Heilbrunn Timeline of Art History



  • Photogram, 1926
    László Moholy–Nagy (American, born Hungary, 1895–1946)
    Gelatin silver print; 9 7/16 x 7 1/16 in. (23.9 x 17.9 cm)
    Ford Motor Company Collection, Gift of Ford Motor Company and John C. Waddell, 1987 (1987.1100.158)
    © 2011 Artists Rights Society (ARS), New York / VG Bild–Kunst, Bonn

    Moholy-Nagy played a key role at the Bauhaus in Weimar and Dessau as a painter, graphic artist, teacher, and impassioned advocate of avant-garde photography. He made this image without a camera by placing his hand, a paintbrush, and other objects on a sheet of photographic paper and exposing it to light. While this simple process was practiced by photography's founders in the nineteenth century and was later popularized as a child's amusement, avant-garde artists of the twentieth century revived the photogram technique as a means for exploring the optical and expressive properties of light. With this shadow image of a hand and paintbrush, Moholy-Nagy ambitiously suggests that photography may incorporate, and even transcend, painting as the most vital medium of artistic expression in the modern age.

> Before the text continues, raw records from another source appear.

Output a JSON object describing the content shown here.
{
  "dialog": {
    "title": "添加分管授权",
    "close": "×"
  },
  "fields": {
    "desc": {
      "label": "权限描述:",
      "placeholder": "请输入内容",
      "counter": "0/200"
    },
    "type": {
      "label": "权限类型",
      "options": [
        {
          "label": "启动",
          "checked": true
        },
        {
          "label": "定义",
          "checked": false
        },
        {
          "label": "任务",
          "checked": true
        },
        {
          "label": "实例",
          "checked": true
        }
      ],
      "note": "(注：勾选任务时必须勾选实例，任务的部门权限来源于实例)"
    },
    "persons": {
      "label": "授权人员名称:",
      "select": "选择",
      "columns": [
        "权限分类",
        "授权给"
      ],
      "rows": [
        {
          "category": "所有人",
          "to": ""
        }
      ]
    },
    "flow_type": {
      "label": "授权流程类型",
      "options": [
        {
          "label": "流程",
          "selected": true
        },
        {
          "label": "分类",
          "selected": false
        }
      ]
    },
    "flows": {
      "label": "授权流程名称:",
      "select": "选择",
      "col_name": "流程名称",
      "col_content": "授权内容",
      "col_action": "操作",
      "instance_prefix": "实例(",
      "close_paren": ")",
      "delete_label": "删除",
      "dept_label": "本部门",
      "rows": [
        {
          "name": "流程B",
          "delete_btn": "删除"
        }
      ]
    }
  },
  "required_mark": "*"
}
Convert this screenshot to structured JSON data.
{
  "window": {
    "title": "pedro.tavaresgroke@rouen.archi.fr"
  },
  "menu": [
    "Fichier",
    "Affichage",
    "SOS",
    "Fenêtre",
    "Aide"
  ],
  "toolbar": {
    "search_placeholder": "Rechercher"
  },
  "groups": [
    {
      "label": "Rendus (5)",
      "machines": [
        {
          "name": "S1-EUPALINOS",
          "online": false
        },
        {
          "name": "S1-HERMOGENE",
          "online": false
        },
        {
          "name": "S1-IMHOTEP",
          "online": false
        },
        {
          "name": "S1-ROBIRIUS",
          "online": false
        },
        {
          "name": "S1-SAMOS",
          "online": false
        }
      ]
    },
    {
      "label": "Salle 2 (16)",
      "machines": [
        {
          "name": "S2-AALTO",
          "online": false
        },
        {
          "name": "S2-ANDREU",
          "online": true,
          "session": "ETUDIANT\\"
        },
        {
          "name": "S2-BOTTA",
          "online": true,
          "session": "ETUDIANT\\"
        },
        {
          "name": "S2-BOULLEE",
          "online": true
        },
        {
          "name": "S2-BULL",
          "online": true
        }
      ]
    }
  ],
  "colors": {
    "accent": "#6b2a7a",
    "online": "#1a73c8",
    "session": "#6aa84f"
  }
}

    Related


    Not on view
    Move Separator Print
    Close
  • Photogram, 1926
    László Moholy-Nagy (American, born Hungary, 1895–1946)
    Gelatin silver print; 9 7/16 x 7 1/16 in. (23.9 x 17.9 cm)
    Ford Motor Company Collection, Gift of Ford Motor Company and John C. Waddell, 1987 (1987.1100.158)
    © 2011 Artists Rights Society (ARS), New York / VG Bild-Kunst, Bonn


    Move
    Close